(If hunter gatherer societies believed that "man belongs to the earth", it's surely because such folks still felt like their species was on the brink of survival; I'm sure many of them were eaten by tigers or had their entire families wiped out by drought or typhoon. But that doesn't change the fact that they killed more tigers than vice versa.)

I suppose it is possible that as a whole human species, around the world, we can make a social compact with each other to stop increasing our global population (and allow it to decrease by some amount) such that we might truly live in harmony and symbiosis with the planet, meaning that over the long term we don't take more from it than we give back, and vice versa. (It would mean, as a beginning, that everyone around the world would agree not have more than two children.) But neither we nor any other species that has ever lived on this planet has done that before. Every species, including us, has grown when it was able to grow, and shrunk when it was not able to grow. We are in fact the first species to have lived on this planet among whom some individuals have been able to come up with abstract idea that stability - the real meaning of "harmony and symbiosis" - might be desirable.

I sympathize with the goals of the author here, but if we were to invent a "leaver culture" that would be something entirely new to natural history.

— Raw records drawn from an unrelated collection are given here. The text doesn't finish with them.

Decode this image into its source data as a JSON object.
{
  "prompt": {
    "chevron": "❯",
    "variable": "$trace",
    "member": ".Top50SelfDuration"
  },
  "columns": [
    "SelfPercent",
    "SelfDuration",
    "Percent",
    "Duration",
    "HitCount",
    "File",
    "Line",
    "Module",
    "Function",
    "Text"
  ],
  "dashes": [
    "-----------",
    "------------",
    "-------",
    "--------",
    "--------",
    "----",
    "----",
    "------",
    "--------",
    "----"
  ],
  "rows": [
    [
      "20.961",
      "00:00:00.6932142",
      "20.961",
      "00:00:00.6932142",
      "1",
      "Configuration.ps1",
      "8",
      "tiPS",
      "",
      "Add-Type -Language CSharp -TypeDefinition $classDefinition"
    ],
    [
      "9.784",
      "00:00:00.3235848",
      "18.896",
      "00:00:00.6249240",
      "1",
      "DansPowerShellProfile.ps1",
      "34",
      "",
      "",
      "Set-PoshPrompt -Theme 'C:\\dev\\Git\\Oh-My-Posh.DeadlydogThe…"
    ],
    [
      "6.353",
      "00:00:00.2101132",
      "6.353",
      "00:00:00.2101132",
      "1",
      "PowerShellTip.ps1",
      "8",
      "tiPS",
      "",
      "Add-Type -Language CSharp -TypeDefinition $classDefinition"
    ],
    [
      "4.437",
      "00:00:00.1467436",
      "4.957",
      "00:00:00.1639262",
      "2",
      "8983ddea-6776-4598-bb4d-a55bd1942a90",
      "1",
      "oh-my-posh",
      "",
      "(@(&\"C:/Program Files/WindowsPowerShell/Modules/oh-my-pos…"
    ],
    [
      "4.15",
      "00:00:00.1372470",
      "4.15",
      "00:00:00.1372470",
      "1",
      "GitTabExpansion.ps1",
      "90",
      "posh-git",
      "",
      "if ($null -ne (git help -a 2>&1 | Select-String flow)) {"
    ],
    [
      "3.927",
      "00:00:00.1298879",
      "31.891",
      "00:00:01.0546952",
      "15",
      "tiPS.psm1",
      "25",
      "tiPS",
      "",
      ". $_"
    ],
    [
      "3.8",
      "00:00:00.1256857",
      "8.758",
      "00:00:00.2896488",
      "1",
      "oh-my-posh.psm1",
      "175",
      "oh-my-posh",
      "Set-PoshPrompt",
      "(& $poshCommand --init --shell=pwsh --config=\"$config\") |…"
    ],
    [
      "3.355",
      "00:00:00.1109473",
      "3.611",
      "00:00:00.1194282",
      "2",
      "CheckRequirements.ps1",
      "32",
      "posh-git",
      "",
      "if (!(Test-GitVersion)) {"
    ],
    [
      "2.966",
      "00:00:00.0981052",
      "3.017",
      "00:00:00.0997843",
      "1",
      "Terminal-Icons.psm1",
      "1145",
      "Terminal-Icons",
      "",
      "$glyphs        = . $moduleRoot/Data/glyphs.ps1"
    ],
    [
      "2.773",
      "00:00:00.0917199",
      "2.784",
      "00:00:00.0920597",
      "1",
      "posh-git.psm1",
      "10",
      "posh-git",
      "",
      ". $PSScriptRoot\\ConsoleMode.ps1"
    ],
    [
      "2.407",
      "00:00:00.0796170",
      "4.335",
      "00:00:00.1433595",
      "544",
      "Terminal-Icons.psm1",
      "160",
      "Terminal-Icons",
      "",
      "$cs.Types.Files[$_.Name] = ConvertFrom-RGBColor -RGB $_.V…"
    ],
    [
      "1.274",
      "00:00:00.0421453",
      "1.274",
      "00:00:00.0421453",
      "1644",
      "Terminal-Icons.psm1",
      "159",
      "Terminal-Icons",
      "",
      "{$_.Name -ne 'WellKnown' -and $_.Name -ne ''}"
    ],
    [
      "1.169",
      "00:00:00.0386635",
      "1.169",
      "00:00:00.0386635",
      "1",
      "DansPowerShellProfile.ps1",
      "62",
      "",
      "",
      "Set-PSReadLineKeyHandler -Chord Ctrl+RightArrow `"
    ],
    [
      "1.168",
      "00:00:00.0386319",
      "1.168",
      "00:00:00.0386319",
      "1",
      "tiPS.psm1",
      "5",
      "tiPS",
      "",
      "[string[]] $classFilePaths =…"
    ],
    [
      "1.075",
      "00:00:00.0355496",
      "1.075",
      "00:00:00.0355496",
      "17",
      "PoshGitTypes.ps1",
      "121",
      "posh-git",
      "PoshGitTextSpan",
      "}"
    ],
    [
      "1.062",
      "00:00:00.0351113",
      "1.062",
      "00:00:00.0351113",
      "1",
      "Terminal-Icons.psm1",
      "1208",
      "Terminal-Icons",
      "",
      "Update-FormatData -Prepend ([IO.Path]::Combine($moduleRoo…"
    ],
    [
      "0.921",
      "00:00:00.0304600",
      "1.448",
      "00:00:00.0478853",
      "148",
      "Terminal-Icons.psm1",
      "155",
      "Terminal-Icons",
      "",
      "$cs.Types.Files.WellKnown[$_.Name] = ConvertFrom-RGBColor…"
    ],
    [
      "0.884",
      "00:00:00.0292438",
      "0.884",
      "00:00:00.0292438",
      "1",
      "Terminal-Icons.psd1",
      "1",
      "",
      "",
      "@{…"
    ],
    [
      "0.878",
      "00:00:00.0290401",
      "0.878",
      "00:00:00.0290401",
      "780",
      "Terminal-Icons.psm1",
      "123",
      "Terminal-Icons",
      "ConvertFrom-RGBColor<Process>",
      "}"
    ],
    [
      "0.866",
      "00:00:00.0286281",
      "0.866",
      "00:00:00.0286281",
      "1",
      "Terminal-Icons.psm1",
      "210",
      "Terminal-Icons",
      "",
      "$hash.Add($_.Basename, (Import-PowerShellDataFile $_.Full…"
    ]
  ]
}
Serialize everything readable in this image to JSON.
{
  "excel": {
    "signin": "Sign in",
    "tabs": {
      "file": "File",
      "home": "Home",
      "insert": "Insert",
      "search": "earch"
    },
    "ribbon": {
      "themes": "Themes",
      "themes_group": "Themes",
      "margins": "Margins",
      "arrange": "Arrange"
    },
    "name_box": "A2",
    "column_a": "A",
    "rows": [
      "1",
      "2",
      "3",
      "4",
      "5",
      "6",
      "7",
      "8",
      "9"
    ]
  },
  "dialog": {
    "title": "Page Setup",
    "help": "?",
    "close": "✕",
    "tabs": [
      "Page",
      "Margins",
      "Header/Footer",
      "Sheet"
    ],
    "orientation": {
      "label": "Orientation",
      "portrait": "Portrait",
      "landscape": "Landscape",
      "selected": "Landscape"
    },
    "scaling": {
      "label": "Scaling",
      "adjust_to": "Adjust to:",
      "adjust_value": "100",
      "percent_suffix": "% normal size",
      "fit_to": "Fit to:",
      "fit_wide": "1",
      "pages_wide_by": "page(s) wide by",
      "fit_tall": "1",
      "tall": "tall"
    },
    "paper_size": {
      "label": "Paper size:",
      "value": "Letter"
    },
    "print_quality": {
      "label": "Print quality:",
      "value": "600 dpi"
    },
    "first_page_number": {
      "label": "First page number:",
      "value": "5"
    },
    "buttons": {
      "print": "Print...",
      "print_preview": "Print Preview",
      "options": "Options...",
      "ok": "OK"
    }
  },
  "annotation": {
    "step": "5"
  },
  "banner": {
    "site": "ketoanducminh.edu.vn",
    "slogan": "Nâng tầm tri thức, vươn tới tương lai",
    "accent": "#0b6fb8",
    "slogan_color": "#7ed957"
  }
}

And it would mean maintaining - or rather building - a global culture capable of maintaining the non-growth social compact everywhere and teaching it to children everywhere. Giving up or losing global civilization may allow the earth to heal itself, for a time and in certain places, and refresh ecological resources for subsequent civilizations to feed on again. But eventually we will end up back on the same road we are on now.